Judge acquits Lafayette man in 2009 slayingLAFAYETTE — A state district judge acquitted Troydell Simmons on Thursday in the July 2009 second-degree murder of Mark Boutin, 41.
Simmons, 22, was accused of shooting Boutin once in the head with a 9 mm handgun in the 700 block of Fado Street in Carencro on the morning of July 2, 2009.
Simmons stood trial in June, but the proceedings ended in a mistrial after the prosecution accused Simmons of homosexual misconduct while in jail.
A jury was waived for the new trial, which was presided over by 15th Judicial District Judge Jules D. Edwards III.
The trial ended Tuesday but Edwards delayed handing down the verdict until Thursday.
The verdict prompted cries of joy from Simmons’ family and friends, all of whom were quickly rebuked by Edwards.

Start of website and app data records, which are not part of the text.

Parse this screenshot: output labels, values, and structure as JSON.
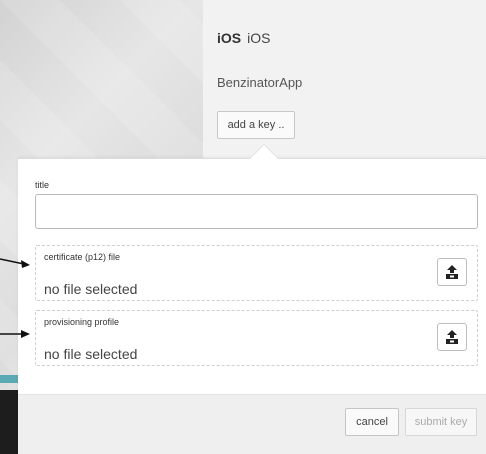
{
  "app": {
    "platform_label": "iOS",
    "platform_sub": "iOS",
    "name": "BenzinatorApp",
    "add_key_label": "add a key .."
  },
  "form": {
    "title_label": "title",
    "title_value": "",
    "certificate": {
      "label": "certificate (p12) file",
      "status": "no file selected",
      "icon": "upload-icon"
    },
    "provisioning": {
      "label": "provisioning profile",
      "status": "no file selected",
      "icon": "upload-icon"
    }
  },
  "actions": {
    "cancel_label": "cancel",
    "submit_label": "submit key"
  },
  "colors": {
    "accent_strip": "#5aa9b4",
    "dark_strip": "#1d1d1d"
  }
}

“If you cannot behave yourself in this moment of tragedy, you should just walk out of the room,” he said.
Outside of the courthouse, Simmons’ mother, Mary Simmons, said she is excited that her son will finally be able to hold his baby girl, who was born a few months after her son’s arrest in 2009.
“I’m excited and I’m happy my child is coming home,” said Simmons’ mother. “He’s sat in jail for two years for something he was wrongfully accused for.”
Simmons’ attorney, Harold D. Register Jr., said his heart goes out to the two families, both of whom have had to endure so much over the past two years.
A family member of the victim declined to comment Thursday.
Before handing down the verdict, Edwards said the case was troubling because of a perceived lack of coordination and lack of free-flowing information among the law enforcement agencies that worked the case.
He said the state was able to prove that the defendant was unwise, untruthful and that he was in possession of a firearm with an obliterated serial number.
However, the state failed to prove that Simmons was responsible for the killing, Edwards said.
During the trial, prosecutor Pat Magee said bullet casings found at the scene of the shooting matched the gun that was later found in Simmons’ possession during a traffic stop in Lafayette.
Register told Edwards that his client claimed ownership of the gun to protect the three men he was with on the day they were stopped.
Simmons would never have done that had he known the gun had been used to kill someone, Register said.
Magee said he disagreed with the verdict, adding that he personally found no fault in the actions of the Carencro Police Department.
“I completely believe that Carencro P.D. did an excellent job of investigating this matter,” Magee said.
The verdict did not sit well with Carencro Police Chief Carlos Stout, who maintained that his officers made the right arrest.
“We know we have the right suspect therefore the investigation is closed due to the Judge’s decision,” Stout wrote in an email Thursday. “We had indisputable evidence with the murder weapon found in Simmons’ possession as well as DNA evidence on the trigger of the gun, which indicated 99.998 percent that the contact DNA was that of Simmons.”
Stout blamed the verdict on the mistrial, “which forced this case to be heard by one individual.
“I respect Judge Edwards and he made a decision based on his own beliefs which is not for me to second guess,” Stout wrote.
Stout wrote that he feels for Boutin’s family.
“I called and expressed my apologies and wished we could have done more had the circumstances allowed,” Stout wrote. “I am not happy knowing that a suspected murderer will be walking the streets.”
Register said he totally disagrees with Stout’s comments as “justice was properly administered.”
Register said he hopes the department will now focus its efforts on finding the right person so as to give the victim’s family members closure.
Magee said the state now intends to pursue perjury charges against Simmons, who was arrested last week in connection with statements he made while testifying during his first trial.
During his testimony, Simmons said he had never touched the gun before, which DNA evidence disputed, Magee said.
Edwards did find Simmons guilty of being in possession of a firearm with an obliterated serial number and sentenced him to serve six months in the Lafayette Parish Correctional Center with credit for time served.
Simmons has been incarcerated at the parish jail since his arrest in 2009.
Register said Simmons is being held on a $20,000 bail, “which means he probably still won’t be able to get out.”